The National Hospital of Pediatrics, 18/879 Lathanh Street, Hanoi, Dongda District, Vietnam
Journal of Medical Case Reports 2012, 6:159 doi:10.1186/1752-1947-6-159Published: 26 June 2012
Fulminant cardiopulmonary failure is a severe complication of hand, foot and mouth diseases due to enterovirus 71 infection, with a high mortality rate. The treatment is mainly supportive with aggressive cardiopulmonary resuscitation. We report the use of continuous veno-venous hemofiltration in a patient with pulmonary edema and shock due to enterovirus 71 infection. To the best of our knowledge, this is the first report of the use of continuous veno-venous hemofiltration to successfully treat a patient with fulminant cardiopulmonary failure due to enterovirus 71 infection.

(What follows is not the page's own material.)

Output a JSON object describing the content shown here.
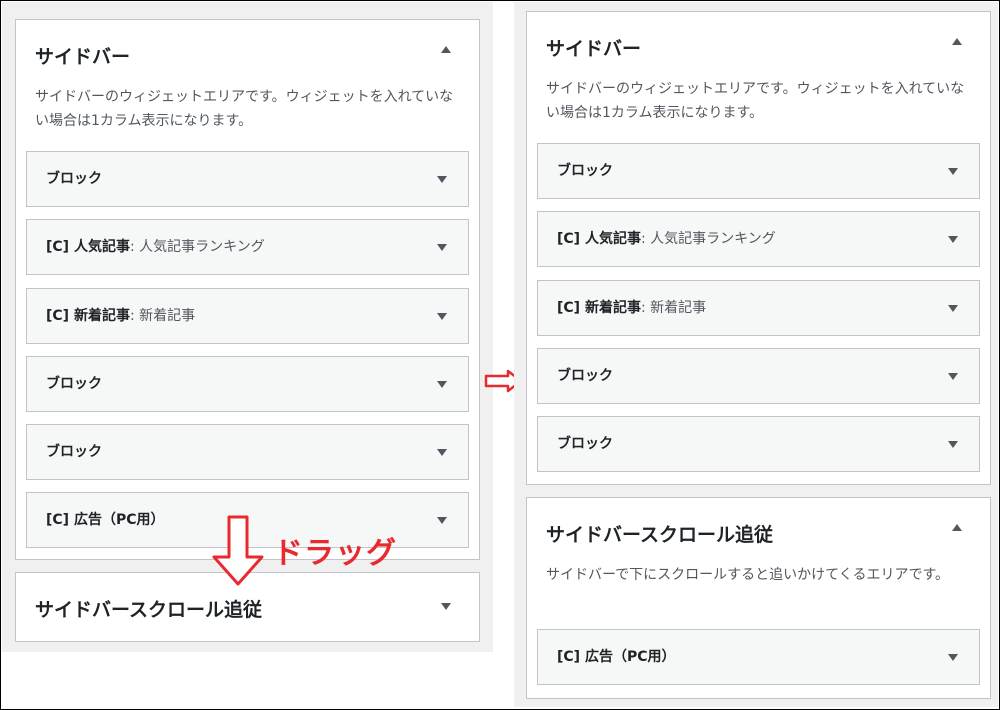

A 36-month-old Asian girl presented to our hospital with pulmonary edema, refractory hypotension and severe cardiac dysfunction due to enterovirus 71 infection. In addition to the standard management and care, we performed continuous veno-venous hemofiltration to overcome refractory shock and our patient eventually made a full recovery. At a three-month follow-up, a full assessment revealed no neurological sequelae.
In the management of patients with enterovirus 71-related fulminant cardiopulmonary failure, early continuous veno-venous hemofiltration may be considered as an alternative treatment to improve patient survival and to prevent severe neurological disabilities.